EU Foreign Ministers discussed the situation in Ukraine as the Russian military operation there approaches its seventh week. Ministers gathered in Luxembourg on Monday for a Foreign Affairs Council where they talked about the impact of Russian sanctions and the recently-passed fifth round of sanctions. All of these discussions take place against the backdrop of continued Russian aggression, writes Taylor Schmitt in EU Reporter
“I am afraid the Russian troops are massing in the east to launch an attack into Donbas,” EU High Representative Josep Borrell said. “The Ukrainians are very much aware of that. So, I am afraid in the next day the war will increase in the Donbas.”
The meeting comes at a time when Russian forces have repeatedly bombed civilian targets and attempts at diplomacy have broken down. Hospitals, schools and just last Friday a train station full of fleeing civilians have all been targeted by Russian bombs. The EU estimates around 7 million people have been internally displaced and around 4 million have become refugees in the EU and elsewhere.
“We are going to discuss how we can better support [the]Ukrainian people and also how we can support the International Criminal Court that has just been meeting with the general Prosecutor,” Borrell said. “We’ll provide as much support as we can through our mission [to Ukraine].”
The new sanctions include a coal ban, a fuel export ban, transport sanctions and other financial measures designed to make it harder for wealthy Russians to store assets in the EU. The European Commission predicts that the coal ban will affect around a quarter of Russian coal exports and that cutting off Russian banks from the European single market will shut down around 23% of Russia’s economy, further crippling it.
“Discussing Ukraine certainly means discussing the effectiveness of our sanctions,” Borrell said. “The sanctions have already been decided and ministers will discuss the next steps.”
However ministers also discussed the implementation of the Global Gateway, a Commission initiative designed to improve global connectivity through European investment. The initiative makes up to €300 million available by 2027 to work with other countries on research, health, education, transportation and other critical global infrastructure. Today ministers discussed the role the Global Gateway could play in assisting Ukrainian recovery post-war.

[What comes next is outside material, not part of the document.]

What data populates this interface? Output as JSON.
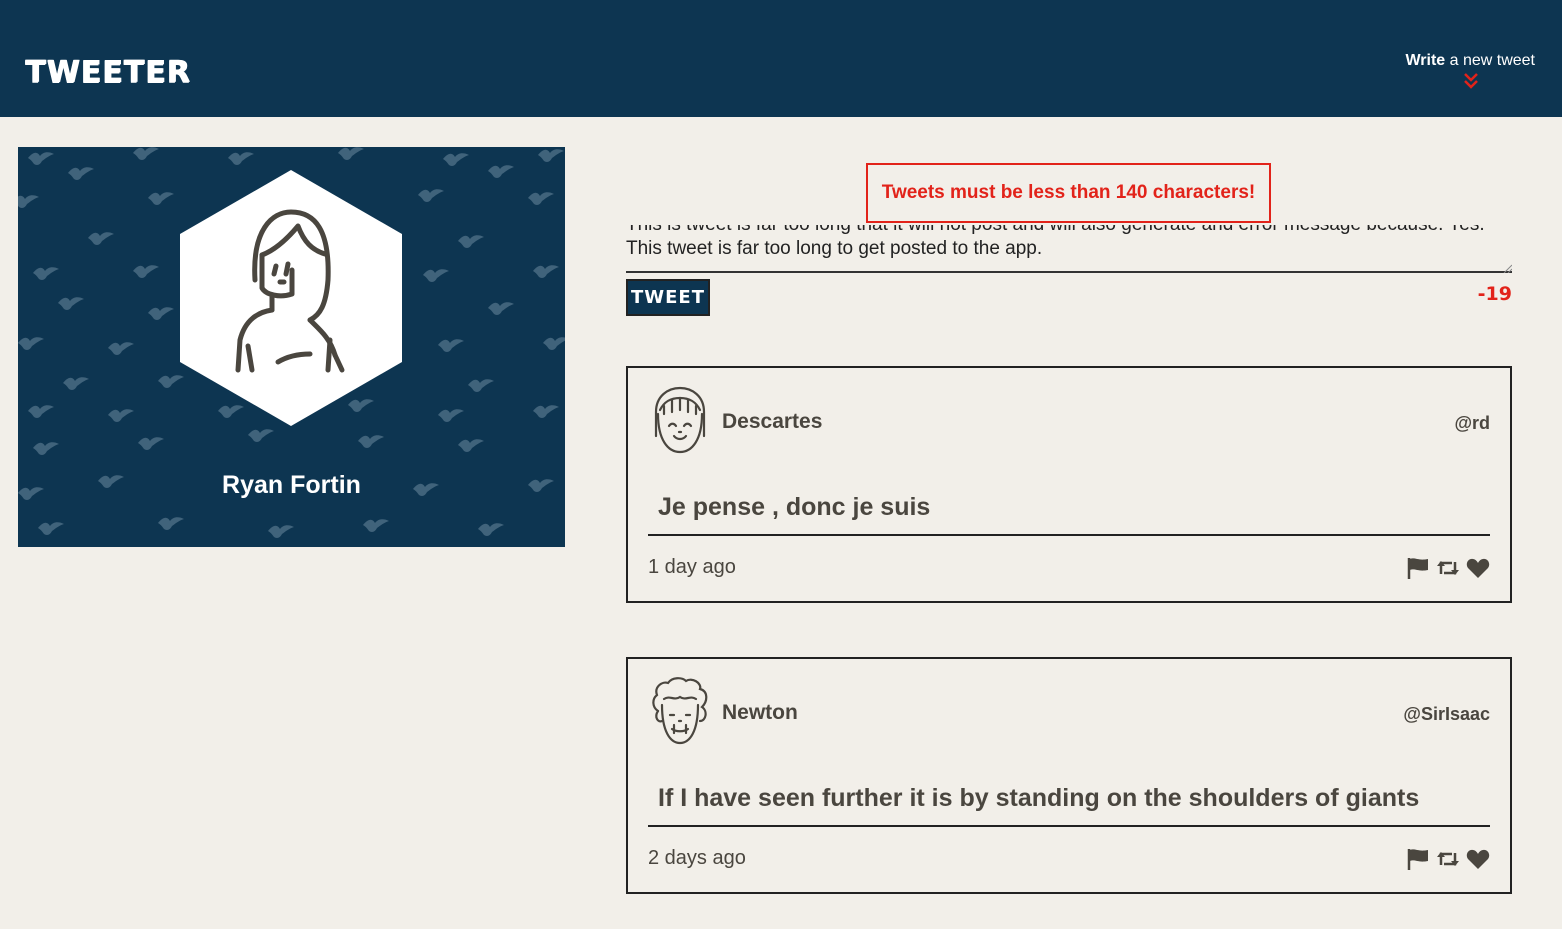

“We are going to have to face the consequences of the war,” Borrell said. “Not the sanctions, the war.”
Other important topics include the conflict in Mali, Libyan institutions, the Western Balkans and the Swedish foreign minister’s recent trip to Yemen.